» YOUR TASK
If a line in the data holds "gradient", copy that line out in full.

» Data records for software interfaces

──────────────────────────────

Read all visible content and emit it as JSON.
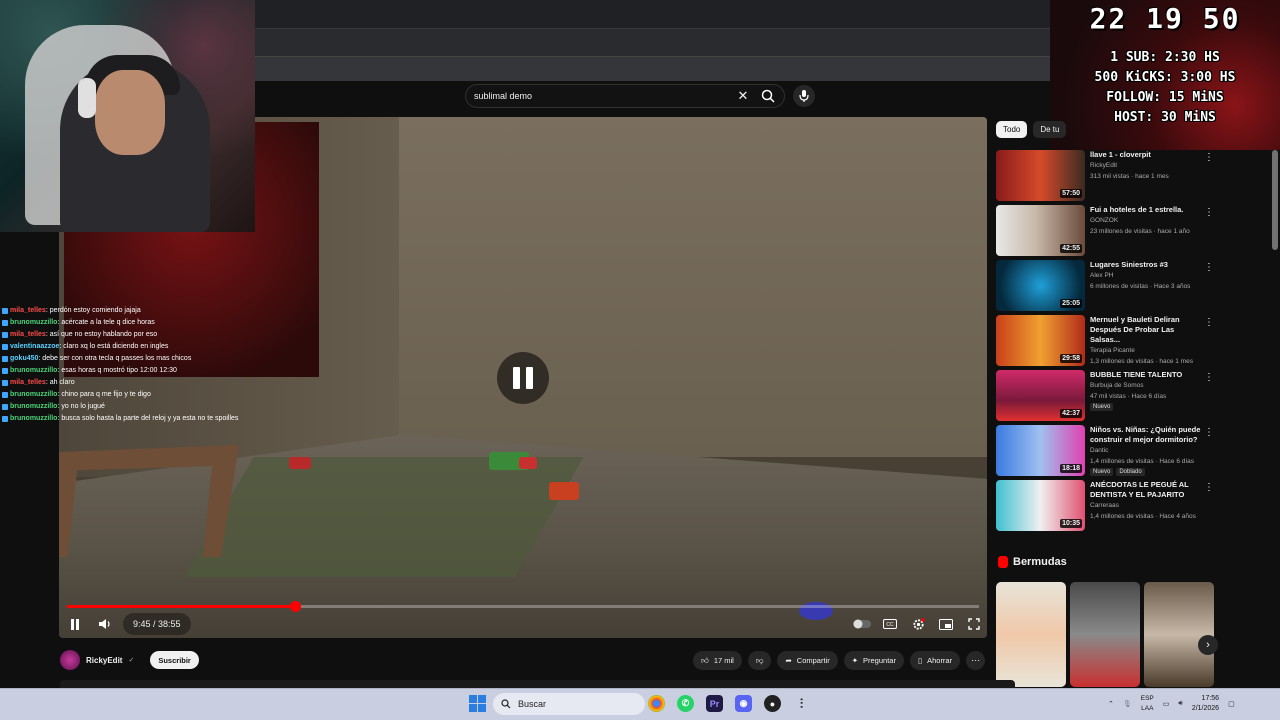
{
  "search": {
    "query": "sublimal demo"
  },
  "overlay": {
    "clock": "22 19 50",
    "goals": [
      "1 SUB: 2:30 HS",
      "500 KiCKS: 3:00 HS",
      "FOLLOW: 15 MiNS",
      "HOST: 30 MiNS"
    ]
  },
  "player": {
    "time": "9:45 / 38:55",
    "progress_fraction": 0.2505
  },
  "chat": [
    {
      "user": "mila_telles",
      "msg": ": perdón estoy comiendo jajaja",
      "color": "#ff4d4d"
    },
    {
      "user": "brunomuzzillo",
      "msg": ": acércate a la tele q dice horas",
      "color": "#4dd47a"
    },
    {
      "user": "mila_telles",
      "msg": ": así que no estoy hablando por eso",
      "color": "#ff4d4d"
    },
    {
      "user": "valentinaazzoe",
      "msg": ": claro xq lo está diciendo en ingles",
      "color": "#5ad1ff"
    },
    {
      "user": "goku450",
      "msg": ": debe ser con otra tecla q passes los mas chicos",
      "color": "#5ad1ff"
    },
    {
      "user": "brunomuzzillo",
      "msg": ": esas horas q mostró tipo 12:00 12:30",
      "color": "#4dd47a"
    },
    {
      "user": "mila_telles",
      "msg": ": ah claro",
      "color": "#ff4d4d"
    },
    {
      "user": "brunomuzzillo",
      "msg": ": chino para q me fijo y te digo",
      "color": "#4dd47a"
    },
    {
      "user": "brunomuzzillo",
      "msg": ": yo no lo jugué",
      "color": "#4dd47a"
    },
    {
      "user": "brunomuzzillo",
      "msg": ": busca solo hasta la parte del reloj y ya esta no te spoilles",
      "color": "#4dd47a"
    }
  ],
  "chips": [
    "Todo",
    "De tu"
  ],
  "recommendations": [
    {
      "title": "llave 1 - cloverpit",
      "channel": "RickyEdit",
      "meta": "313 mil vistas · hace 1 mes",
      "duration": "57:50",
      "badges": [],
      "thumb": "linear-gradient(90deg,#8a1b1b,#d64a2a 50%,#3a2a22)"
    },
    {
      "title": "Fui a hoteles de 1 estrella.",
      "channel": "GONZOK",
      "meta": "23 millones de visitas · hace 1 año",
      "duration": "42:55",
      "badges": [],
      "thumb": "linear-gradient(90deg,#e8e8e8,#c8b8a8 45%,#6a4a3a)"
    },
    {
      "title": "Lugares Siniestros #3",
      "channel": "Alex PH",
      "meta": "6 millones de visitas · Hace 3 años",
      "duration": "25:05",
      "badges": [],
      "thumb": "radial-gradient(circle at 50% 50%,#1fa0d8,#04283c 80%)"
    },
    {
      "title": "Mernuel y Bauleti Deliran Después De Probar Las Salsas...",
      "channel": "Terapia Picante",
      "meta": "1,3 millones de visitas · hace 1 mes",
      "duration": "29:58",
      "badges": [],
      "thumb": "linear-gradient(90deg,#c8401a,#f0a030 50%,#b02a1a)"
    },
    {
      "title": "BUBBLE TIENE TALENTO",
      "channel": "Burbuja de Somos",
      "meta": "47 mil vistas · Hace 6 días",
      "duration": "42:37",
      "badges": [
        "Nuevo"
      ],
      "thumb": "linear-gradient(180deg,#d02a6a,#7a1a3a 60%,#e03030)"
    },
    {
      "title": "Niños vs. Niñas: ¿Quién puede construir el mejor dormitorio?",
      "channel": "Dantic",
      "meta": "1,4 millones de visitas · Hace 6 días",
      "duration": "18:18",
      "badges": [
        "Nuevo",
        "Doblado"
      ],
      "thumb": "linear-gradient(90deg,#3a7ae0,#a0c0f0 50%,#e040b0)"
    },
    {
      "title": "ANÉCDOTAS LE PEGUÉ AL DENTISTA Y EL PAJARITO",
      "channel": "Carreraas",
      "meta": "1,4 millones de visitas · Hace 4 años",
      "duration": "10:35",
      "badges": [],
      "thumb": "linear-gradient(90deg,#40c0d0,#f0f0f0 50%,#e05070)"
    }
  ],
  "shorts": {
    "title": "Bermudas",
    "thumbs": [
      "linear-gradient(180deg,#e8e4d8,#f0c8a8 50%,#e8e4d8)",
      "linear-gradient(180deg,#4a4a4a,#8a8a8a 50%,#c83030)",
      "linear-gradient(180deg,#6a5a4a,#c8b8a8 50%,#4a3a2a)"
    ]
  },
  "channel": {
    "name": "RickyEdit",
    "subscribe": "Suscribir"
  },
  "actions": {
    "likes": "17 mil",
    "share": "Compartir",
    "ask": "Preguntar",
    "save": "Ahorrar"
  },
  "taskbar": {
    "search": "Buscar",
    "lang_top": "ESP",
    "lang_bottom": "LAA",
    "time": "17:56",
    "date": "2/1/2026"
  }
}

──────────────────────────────

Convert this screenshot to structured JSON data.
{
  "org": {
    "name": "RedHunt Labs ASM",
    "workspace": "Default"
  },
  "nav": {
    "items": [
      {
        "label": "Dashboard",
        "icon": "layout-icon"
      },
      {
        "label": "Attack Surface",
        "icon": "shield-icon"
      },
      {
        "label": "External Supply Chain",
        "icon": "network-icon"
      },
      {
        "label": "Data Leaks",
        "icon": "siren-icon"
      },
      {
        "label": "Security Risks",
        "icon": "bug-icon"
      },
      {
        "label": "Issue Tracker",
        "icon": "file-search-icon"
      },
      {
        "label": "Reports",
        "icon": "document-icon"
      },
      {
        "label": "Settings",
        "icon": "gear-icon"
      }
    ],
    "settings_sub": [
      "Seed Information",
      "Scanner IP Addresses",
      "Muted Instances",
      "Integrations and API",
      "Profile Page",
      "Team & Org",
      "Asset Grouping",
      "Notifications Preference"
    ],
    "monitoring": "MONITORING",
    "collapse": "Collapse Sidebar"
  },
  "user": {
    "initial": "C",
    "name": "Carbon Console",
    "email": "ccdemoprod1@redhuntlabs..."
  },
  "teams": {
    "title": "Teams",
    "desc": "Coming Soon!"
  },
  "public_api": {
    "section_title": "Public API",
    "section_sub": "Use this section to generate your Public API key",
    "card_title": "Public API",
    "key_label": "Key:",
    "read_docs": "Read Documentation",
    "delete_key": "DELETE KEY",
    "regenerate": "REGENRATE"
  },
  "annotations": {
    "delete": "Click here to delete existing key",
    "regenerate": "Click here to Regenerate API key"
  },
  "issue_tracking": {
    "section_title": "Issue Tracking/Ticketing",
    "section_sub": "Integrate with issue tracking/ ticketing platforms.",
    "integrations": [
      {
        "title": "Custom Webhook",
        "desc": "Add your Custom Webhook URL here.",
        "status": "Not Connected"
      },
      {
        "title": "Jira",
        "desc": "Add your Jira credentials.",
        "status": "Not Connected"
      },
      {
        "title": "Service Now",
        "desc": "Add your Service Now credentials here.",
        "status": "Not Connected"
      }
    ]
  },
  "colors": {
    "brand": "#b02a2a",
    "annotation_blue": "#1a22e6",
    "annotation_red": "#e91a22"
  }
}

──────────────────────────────

» RESPONSE TO THE TASK
      "thumb": "linear-gradient(90deg,#8a1b1b,#d64a2a 50%,#3a2a22)"
      "thumb": "linear-gradient(90deg,#e8e8e8,#c8b8a8 45%,#6a4a3a)"
      "thumb": "radial-gradient(circle at 50% 50%,#1fa0d8,#04283c 80%)"
      "thumb": "linear-gradient(90deg,#c8401a,#f0a030 50%,#b02a1a)"
      "thumb": "linear-gradient(180deg,#d02a6a,#7a1a3a 60%,#e03030)"
      "thumb": "linear-gradient(90deg,#3a7ae0,#a0c0f0 50%,#e040b0)"
      "thumb": "linear-gradient(90deg,#40c0d0,#f0f0f0 50%,#e05070)"
      "linear-gradient(180deg,#e8e4d8,#f0c8a8 50%,#e8e4d8)",
      "linear-gradient(180deg,#4a4a4a,#8a8a8a 50%,#c83030)",
      "linear-gradient(180deg,#6a5a4a,#c8b8a8 50%,#4a3a2a)"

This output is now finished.